DNA Tests for Hair Loss
DNA tests are now available to help you determine your chances of suffering from hair loss and, if it happens, how much hair you are likely to lose. But how do these tests work, how accurate are they, and how can you be sure if getting tested is the right thing for you?
Why Take a DNA Test?DNA testing can be a good idea if you have a Family History Of Hair Loss. A good result can set your mind at ease. A result that warns you of likely problems in the future can help you to prepare yourself emotionally. It also means that when your hair starts to thin you'll realise it's a real problem and can go straight to your doctor for help. It's much easier to prevent hair loss than it is to regrow hair that has already been lost.
That said, DNA tests are not right for everybody. Some people find that they enjoy life more if they set aside thoughts of the future and just take each day as it comes.

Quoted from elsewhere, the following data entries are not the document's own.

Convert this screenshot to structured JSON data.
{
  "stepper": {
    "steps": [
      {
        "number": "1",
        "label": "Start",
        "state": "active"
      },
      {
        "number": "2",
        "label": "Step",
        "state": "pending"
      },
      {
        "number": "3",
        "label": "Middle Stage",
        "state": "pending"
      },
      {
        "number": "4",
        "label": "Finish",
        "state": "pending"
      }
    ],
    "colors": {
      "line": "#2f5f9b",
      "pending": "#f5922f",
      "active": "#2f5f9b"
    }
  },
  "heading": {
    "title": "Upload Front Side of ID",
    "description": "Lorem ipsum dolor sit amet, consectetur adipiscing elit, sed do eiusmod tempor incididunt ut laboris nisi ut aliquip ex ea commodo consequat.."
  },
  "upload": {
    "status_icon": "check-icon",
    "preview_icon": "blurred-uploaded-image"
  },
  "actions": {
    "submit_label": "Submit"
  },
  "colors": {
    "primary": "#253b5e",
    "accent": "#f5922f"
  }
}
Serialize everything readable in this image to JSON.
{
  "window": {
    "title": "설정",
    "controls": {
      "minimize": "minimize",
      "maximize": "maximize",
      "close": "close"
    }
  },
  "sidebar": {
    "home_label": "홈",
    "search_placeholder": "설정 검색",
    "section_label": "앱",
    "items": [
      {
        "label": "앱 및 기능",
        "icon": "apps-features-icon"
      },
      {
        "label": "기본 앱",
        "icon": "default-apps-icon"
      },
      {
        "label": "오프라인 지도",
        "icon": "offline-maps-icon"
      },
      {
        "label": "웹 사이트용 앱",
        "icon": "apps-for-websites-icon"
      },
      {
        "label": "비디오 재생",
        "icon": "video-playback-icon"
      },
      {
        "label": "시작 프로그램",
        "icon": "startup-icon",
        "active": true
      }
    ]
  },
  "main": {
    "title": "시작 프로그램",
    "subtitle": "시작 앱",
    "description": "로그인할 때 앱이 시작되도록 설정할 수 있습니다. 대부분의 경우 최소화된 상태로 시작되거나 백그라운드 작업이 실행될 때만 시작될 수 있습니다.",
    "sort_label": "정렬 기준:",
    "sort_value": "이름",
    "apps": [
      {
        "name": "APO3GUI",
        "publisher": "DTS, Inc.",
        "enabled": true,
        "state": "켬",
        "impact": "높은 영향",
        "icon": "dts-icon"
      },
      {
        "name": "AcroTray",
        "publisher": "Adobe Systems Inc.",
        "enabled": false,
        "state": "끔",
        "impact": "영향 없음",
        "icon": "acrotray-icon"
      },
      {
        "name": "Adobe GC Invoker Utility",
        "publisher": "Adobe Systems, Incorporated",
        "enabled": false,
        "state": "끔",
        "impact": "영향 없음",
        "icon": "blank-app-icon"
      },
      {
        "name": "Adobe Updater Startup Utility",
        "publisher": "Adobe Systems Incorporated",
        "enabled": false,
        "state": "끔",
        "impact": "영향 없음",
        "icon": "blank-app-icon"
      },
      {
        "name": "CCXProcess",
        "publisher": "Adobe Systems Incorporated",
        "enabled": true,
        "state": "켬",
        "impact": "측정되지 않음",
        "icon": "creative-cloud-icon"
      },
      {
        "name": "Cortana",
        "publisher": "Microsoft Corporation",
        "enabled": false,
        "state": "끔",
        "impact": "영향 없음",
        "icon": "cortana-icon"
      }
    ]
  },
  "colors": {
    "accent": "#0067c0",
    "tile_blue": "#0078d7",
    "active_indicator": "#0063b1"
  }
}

Worrying about impending baldness can stop you enjoying your hair while it's there. Ultimately, though early treatment can help, having early awareness that you're going to lose your hair won't change the eventual outcome.
How Do DNA Hair Loss Tests Work?Getting a DNA test is easy and painless. You simply attend a clinic, get a small swab taken from the inside of your mouth, then go home and wait for the result. The procedure is not available on the NHS but costs around £80 from private clinics. Some clinics will let you take your own swab and send it in by post. Your GP may be able to help advise you on your options.
At present, only the most common types of hair loss condition are looked for by the DNA test. A lab technician will look at your DNA and identify the status of genes known to be associated with these conditions. Other factors, like your sensitivity to androgens, can tell the technician how severely any particular hair loss condition is likely to affect you.
How Accurate are DNA Tests?Existing DNA tests are very reliable as far as they go, but it is always possible that you will turn out to have a more unusual hair loss condition not covered by the test. Because the genetic roots of other hair loss conditions have yet to be identified, they can't yet be detected by this method; it is expected, however, that the tests will improve in the future.
Another problem for DNA tests is that they can't take into account environmental factors. We carry the same genes all our lives, but which genes are active can be subject to change. Sometimes exposure to Pollutants, Dietary Changes or taking New Medicines can change the status of our genes. This may mean that a test that was accurate at the time becomes obsolete. The positive side of this is that genetic therapies are in development to render genes for hair loss inactive.
In short, you shouldn't rely on a DNA test to give you absolute, definite answers, but as a measure of probability they work fairly well. If lots of your relatives are bald, wouldn't it be nice to know that, despite some hair thinning, you're unlikely to join them?